Why Trump Lost More Than He Gained

Ethan Melendi, Sports Writer

The first presidential debate kicked off Tuesday night in Cleveland, OH, with Republican nominee Donald Trump facing off against Democratic nominee Joe Biden.

The debate was a brawl and, as is the general consensus, an absolute trainwreck, with both candidates throwing not-so-subtle insults at each other. I think people from all political parties can agree that this debate was shocking, and surely one of the worst in recent history. The idea of respecting one’s opinion was thrown completely out that night, in an attempt for each candidate to discredit his opponent.

President Donald Trump could have easily won this debate. It’s no secret that Biden isn’t the greatest speaker of all time, but then, neither is Trump. I think Trump had a huge advantage going into Tuesday night’s debate, but he may have just lost it.

This is where Trump went wrong in the debates: he never tried to reach out to the people in the middle — those that are independent voters, or are still undecided. Appealing to non-partisan voters would have earned him a lot more votes.

Instead, Trump talked about what his baseline supporters already know but there was no need for that. Reaching to people in the middle is crucial for any election because it gives the candidate that much more of an advantage.
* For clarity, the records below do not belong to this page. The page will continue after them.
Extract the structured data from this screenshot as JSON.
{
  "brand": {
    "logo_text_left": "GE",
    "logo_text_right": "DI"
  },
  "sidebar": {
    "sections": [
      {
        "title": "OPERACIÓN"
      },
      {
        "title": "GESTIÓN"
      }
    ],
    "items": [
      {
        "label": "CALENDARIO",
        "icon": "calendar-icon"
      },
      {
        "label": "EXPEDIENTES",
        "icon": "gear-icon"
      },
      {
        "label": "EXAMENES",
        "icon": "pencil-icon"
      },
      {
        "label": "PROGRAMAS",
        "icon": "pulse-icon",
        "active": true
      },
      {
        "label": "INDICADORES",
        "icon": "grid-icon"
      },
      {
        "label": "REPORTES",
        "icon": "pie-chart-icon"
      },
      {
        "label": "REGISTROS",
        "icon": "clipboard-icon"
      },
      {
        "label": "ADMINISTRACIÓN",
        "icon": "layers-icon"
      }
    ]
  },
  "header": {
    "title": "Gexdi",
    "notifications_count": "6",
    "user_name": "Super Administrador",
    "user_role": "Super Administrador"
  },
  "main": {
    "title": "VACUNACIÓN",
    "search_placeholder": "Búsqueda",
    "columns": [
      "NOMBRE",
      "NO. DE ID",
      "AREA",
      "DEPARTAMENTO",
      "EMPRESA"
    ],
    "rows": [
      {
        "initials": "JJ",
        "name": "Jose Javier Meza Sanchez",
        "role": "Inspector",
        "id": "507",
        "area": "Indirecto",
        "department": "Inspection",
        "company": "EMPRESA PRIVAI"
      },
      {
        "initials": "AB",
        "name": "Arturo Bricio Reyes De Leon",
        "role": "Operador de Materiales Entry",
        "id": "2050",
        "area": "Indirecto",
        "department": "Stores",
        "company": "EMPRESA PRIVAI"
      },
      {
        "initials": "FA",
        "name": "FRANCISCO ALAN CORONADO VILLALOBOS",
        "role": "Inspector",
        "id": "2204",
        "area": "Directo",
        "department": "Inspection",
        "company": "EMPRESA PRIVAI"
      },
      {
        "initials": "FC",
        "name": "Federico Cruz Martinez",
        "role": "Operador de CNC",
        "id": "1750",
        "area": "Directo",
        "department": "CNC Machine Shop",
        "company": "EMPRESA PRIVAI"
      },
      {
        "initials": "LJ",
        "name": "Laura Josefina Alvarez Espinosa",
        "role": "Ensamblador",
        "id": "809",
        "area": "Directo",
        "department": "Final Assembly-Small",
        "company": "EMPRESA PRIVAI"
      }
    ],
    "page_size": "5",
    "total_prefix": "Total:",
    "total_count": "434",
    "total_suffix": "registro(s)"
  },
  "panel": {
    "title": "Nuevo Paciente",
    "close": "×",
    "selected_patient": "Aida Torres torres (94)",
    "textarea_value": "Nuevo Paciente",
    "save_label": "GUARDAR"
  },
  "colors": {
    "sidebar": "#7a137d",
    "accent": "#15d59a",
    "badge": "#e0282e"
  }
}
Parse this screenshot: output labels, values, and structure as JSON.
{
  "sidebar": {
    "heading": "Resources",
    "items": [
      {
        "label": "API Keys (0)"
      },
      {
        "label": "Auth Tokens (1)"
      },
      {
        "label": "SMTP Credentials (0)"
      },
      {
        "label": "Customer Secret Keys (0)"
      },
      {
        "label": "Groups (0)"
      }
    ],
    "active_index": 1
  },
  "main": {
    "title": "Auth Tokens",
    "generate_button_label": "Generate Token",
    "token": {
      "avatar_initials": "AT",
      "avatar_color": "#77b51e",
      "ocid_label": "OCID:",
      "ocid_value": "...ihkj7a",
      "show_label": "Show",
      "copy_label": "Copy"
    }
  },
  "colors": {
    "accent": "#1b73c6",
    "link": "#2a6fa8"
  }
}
Trump made no effort to reach undecided Americans, and that could cost him the election this year.